The world’s slimiest veggie is also one of the most nutrient rich. Okra has the distinct ability to simultaneously offer vitamins and minerals while cleansing the entire digestive tract from toxic build-up. When it comes to folate, Okra is a great source. Just one cup of cooked okra will give you approximately 37 mcg of folic acid. Personally, I will go with some of the other choices, you will not find me eating this slime. Luckily, there are plenty more options to choose from.
Brussel Sprouts are one of the best foods for folic acid. Eating one cup of boiled brussels sprouts will give you approximately 25% of your daily recommended amount of folic acid. They are also high in vitamin C, vitamin K, vitamin A, manganese and potassium.
It doesn’t matter if it’s pumpkin, sesame, sunflower or flax seeds, eating them raw, sprouted, or sprinkled onto a salad will add a healthy serving of folic acid. Sunflower seeds, flax seeds and peanuts are especially high in folate, with one cup offering up to 300 mcg. Nuts are also very high in folic acid, with both peanuts and almonds ranking especially high. Below is a short list of the best seeds and nuts for folic acid.
- Sunflower Seeds — ¼ cup = 82 mcg of folate (21% DV)
- Peanuts — ¼ cup = 88 mcg of folate (22%)
- Flax Seeds — 2 tbs = 54 mcg of folate (14% DV)
- Almonds — 1 cup = 46 mcg pf fp;ate (12% DV)
Cauliflower is typically regarded as one of the best vitamin C foods, but it’s also a great source of folic acid. Eating just one cup of cauliflower will give you approximately 55 mcg of folate, accounting for 14% of your recommended daily value.
Beets are also known as one of the best foods with folic acid. Eating one cup of boiled beets will provide you with approximately 136 mcg of folate, accounting for 34% of your daily needs.
Corn is another vegetable that contains plenty of folate. Just one cup of cooked corn will give you approximately 76 mcg of folic acid, accounting for almost 20% of your daily needs. Fresh and frozen varieties are always preferred over cans, but honestly, get what you can get.

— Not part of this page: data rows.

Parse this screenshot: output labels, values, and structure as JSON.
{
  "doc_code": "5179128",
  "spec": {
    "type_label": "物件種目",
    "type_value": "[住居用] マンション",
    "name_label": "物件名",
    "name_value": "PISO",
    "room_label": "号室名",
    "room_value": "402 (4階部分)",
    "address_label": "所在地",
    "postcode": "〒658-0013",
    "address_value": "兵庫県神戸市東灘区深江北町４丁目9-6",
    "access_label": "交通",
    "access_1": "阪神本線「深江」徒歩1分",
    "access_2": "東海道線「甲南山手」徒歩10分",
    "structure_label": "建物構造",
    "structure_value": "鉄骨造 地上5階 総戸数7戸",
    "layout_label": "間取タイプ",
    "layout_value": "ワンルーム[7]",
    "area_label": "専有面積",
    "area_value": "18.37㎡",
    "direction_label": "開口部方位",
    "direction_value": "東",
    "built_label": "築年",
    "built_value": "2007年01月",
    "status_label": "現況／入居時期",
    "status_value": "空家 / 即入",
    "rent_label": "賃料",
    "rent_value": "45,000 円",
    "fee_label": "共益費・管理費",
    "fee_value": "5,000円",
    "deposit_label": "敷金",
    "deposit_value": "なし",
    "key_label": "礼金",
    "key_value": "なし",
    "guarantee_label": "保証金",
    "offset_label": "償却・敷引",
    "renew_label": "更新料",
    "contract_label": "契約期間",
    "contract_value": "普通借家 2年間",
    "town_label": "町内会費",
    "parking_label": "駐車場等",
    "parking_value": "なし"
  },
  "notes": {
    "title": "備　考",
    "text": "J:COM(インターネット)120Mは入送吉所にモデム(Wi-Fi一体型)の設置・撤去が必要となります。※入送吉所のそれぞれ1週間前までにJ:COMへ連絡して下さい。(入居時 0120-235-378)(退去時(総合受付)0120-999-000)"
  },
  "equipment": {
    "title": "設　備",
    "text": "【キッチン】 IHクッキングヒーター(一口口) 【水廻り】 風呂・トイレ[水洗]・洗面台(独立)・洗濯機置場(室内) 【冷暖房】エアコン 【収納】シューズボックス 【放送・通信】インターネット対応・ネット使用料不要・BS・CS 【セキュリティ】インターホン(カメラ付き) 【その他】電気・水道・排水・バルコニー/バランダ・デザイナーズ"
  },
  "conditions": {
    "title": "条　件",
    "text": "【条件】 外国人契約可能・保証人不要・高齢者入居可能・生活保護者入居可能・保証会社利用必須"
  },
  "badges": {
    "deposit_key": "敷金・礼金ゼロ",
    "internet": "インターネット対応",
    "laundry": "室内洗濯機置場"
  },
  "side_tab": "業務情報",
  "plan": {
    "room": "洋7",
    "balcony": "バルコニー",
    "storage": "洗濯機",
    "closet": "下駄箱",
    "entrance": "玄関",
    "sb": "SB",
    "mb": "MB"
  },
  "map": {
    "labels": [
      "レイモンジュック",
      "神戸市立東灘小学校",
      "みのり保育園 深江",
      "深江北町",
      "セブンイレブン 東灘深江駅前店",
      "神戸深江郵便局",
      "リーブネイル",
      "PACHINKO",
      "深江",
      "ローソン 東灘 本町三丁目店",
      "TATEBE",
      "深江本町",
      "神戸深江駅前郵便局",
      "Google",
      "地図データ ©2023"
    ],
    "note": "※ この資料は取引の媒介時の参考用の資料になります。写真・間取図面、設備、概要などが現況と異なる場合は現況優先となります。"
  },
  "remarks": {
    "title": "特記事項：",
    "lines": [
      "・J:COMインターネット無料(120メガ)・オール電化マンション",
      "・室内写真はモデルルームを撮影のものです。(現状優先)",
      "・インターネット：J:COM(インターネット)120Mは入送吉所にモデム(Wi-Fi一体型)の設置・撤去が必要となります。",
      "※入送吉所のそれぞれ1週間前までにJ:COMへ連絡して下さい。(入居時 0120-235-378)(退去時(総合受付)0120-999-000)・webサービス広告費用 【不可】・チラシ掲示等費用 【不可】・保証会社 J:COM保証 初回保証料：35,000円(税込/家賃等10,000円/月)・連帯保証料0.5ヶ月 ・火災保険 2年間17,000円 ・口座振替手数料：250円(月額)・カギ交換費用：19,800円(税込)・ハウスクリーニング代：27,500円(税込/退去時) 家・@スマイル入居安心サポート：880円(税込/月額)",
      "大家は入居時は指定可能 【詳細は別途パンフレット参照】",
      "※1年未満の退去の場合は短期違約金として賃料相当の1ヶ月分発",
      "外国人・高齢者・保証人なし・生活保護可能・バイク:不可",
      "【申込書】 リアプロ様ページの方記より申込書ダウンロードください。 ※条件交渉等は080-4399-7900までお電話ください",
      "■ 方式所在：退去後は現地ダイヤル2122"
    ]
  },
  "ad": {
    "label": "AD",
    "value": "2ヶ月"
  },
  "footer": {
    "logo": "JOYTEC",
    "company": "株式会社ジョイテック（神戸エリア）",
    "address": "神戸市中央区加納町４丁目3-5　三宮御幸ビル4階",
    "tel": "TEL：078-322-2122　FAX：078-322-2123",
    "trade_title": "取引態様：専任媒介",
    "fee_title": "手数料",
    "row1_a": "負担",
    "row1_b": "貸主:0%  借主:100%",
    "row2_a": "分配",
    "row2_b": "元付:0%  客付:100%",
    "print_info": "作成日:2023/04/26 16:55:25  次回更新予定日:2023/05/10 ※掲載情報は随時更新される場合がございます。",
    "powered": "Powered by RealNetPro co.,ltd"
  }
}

Celery is another way to add folate to your diet. Just one cup of raw celery will give you approximately 34 mcg of folate, accounting for 8% of your daily needs.
Carrots are another extremely popular vegetable that is probably in your home right now. Just one cup of raw carrots will give you almost 5% of your daily recommended needs for folic acid. Eat baby carrots as a snack or add them to your salads for a folate boost!
Squash isn’t one of the most popular veggies around, but summer or winter, it can boost your folic acid intake.
- Winter squash — 1 cup = 57 mcg of folate (14% DV)
- Summer Squash — 1 cup = 36 mcg of folate (9% DV)
Next time you make spaghetti, try substituting half your pasta with spaghetti squash for an instant folate boost.
With all these sources of folate, why are so many of us deficient. Sadly, folate doesn’t come in a pre-packaged meal. Read the nutritional panel on your breakfast cereal and your bread. Food producers often enhance the nutritional value of their product with proteins, vitamins and other nutrients. Some add as much as 100% of your recommended daily intake of folic acid per serving of cereal. But, don’t rely on these fortifications alone.
Now that you have heard all the evidence, are you ready to add some leafy green veggies to your diet? The more research I do, the more I realize, we really need to eat more natural food, less processed food. We are causing this ugly disease ourselves…